1. The board of the new banks will establish clear and transparent guideline regulations on financial service to local companies.
2. Special asset administration associations on behalf of the banks will be founded to administer assets in companies where debts have been changed into equity.
3. An independent representative for each customer will be appointed in each of the banks.
4. While reorganizing companies, competition will be encouraged and restricted as little as possible.
5. The government will support the establishment of a powerful resuscitation fund for the economy with participation of pension funds, banks and other investors.
6. The resuscitation fund will be managed well and in such a way that the sociological responsibility of companies is considered.
7. The government declares intent to ease the settlement of debt with foreign claimants by offering them shares in the new banks.
8. Companies will be permitted to settle their annual accounts in a foreign currency as of January 1, 2008.
9. The pension funds are permitted to own real estate for which they have provided long-term loans and which they rent.
10. Special emphasis will be put on creating labor-demanding employment in cooperation with municipalities.
11. The government will have certain provisions of laws regarding limited companies, taxations and other laws reviewed.

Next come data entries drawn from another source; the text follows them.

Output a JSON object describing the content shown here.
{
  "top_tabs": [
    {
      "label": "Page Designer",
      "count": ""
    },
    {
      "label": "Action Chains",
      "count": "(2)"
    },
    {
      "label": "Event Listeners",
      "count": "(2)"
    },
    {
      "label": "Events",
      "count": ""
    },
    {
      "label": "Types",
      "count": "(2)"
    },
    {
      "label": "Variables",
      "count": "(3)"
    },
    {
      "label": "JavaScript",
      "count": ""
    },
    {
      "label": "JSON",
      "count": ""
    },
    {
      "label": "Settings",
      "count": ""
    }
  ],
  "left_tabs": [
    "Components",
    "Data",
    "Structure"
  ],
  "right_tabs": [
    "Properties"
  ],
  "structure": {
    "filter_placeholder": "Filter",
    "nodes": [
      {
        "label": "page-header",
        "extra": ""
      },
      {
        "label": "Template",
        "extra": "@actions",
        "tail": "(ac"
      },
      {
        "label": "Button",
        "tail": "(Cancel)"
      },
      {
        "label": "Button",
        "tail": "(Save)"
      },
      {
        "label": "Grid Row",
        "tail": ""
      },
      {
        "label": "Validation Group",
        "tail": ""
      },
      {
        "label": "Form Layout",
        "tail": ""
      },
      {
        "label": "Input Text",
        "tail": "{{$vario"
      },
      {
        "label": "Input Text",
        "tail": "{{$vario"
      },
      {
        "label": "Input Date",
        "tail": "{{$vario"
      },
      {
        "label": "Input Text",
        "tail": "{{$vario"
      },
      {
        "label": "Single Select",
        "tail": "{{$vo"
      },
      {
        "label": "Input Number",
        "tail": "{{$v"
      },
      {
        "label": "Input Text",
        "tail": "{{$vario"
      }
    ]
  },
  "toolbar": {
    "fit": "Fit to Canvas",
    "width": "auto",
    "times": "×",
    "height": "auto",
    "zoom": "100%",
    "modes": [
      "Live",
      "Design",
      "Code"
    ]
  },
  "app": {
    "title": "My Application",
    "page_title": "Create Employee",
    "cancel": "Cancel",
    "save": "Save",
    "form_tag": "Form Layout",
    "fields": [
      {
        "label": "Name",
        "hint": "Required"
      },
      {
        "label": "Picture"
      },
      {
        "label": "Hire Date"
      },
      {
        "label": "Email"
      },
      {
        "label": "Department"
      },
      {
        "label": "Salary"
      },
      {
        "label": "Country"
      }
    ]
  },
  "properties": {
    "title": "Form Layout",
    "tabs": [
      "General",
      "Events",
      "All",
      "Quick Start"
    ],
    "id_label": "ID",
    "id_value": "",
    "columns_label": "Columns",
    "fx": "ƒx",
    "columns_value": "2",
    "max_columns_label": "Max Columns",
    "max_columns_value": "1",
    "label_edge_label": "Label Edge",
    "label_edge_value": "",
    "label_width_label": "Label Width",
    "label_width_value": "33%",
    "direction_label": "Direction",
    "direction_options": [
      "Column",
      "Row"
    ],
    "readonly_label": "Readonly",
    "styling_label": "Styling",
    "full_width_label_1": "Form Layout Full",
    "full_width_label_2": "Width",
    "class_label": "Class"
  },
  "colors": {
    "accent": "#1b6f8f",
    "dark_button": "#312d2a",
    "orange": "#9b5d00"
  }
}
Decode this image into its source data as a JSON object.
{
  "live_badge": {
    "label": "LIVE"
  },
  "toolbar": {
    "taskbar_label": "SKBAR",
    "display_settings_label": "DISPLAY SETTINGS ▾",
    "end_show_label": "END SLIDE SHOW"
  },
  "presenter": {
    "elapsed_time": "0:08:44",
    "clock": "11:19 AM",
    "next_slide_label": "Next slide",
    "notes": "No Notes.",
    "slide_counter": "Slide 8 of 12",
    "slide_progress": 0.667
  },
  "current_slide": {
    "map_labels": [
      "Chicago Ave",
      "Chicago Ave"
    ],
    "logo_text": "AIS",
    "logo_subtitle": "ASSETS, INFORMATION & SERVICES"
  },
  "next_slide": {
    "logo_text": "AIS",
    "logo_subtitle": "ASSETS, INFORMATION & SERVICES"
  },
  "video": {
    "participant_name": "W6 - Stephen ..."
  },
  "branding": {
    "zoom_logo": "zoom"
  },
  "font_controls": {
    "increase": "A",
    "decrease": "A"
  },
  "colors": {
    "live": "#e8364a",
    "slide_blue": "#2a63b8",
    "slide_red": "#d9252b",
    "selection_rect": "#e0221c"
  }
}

12. The government will in cooperation with labor unions and employer associations reconsider recently-established regulations on currency restrictions.
Jón Steindór Valdimarsson, managing director of the Federation of Icelandic Industries (SI), said it appears as if only those companies which fulfill certain regulations can settle their accounts for 2008 in euros.
However, there are many good ideas in the government’s 12-step plan, Valdimarsson said, although information on when they will be executed is lacking.
Chairman of the Association of Local Authorities in Iceland, Halldór Halldórsson, is satisfied with the government’s plans to create labor-demanding employment in cooperation with municipalities.
“I consider it a declaration on that if some municipalities are not capable of launching such operations the state will emphasize operations in these areas,” Halldórsson said, proposing harbor construction projects, road constructions and construction of avalanche levees. “All of these operations are very labor demanding.”
Valdimarsson would like the government to explain what kind of operations they have in mind. “Calling for labor-demanding operations without revealing their nature does not help the contractor who is thinking of selling his heavy machinery in the country and lay off his staff.”
Click here to read about the government’s plan to help homeowners in Iceland cope with the economic crisis.